In any industry, when demand for a product suddenly increases, the industry clambers to meet the demand and profit from it. However, in the search for an increase in the bottom line, industries often overlook the very people who are working hard to produce the product-the workers. The craft brewing industry may be turning into one such industry, with state inspectors and the federal Occupational Safety and Health Administration finding 547 violations – many deemed serious – in smaller breweries between 2003 and 2011. In comparison, there were only 151 violations in larger breweries that make 10 times more beer.

North Carolina residents may not be aware that there are many types of industrial accidents that can take place in craft breweries, ranging from burns caused by spills from pots used to cook beer to deaths caused by exploding kegs. According to statistics, between 2009 and 2012, four workers died in workplace accidents in small breweries across the country. This is in comparison with only two deaths in the large breweries.

Some experts believe that craft breweries are not reporting injuries and that the statistics do not represent the actual number of injured workers. These experts point out that OSHA statistics only show two instances of seriously injured workers since 2007, despite numerous violations and deaths.

The injuries suffered in these types of industrial accidents are often burns that require extensive skin grafts and medical attention. The expense of these treatments can place a strain on financial resources that injured North Carolina workers are unable to cover. Filing a workers’ compensation claim may not only make compensation available to cover these expenses but also bring attention to the safety violation so it may be remedied and similar accidents avoided in the future.

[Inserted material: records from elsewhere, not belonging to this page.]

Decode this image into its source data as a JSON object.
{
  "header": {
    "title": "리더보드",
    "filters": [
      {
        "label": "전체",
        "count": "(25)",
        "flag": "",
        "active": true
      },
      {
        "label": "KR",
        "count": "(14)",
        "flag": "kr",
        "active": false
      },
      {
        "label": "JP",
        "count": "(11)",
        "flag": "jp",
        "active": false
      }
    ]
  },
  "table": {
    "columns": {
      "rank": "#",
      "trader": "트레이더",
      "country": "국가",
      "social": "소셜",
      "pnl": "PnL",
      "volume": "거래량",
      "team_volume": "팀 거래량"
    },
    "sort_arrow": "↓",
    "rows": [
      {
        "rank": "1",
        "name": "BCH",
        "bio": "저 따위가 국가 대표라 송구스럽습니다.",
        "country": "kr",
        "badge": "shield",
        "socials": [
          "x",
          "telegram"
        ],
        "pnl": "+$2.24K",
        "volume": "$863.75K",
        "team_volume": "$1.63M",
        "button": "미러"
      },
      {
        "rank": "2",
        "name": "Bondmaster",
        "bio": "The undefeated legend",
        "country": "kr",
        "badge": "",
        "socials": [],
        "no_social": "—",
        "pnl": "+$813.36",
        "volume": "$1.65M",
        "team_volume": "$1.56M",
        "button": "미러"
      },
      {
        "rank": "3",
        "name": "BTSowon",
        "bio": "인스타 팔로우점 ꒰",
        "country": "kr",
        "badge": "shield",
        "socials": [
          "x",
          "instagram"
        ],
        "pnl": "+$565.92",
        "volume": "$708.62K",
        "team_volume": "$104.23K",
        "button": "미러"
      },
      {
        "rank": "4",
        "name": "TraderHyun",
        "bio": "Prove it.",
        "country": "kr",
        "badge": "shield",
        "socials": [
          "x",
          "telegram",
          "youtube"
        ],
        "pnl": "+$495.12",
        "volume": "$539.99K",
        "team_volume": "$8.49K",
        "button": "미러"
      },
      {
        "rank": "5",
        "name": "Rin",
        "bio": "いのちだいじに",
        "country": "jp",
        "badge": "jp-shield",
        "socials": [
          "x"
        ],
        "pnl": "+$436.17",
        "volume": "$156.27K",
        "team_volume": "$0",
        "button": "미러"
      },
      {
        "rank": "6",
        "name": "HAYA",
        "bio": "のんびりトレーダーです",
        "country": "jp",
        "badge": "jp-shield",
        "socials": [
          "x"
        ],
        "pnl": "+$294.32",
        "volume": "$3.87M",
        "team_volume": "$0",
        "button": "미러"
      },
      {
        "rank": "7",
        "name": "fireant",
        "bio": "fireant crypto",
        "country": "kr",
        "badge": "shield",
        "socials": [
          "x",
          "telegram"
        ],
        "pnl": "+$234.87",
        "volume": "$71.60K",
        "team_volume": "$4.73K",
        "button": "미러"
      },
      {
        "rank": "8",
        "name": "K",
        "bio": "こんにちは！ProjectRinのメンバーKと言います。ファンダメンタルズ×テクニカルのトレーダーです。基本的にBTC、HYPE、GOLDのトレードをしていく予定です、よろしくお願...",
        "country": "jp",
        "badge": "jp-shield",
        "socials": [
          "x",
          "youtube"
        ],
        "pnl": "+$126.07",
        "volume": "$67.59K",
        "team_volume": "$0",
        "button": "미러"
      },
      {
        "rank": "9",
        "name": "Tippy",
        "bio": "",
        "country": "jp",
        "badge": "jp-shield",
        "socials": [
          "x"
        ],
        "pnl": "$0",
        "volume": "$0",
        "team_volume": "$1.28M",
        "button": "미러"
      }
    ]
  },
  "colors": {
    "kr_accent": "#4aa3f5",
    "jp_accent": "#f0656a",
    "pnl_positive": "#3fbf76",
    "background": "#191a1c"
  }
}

Source: Journal Sentinel, “Fast-growing U.S. craft brewers struggle with worker safety,” M.B. Bell, July 14, 2013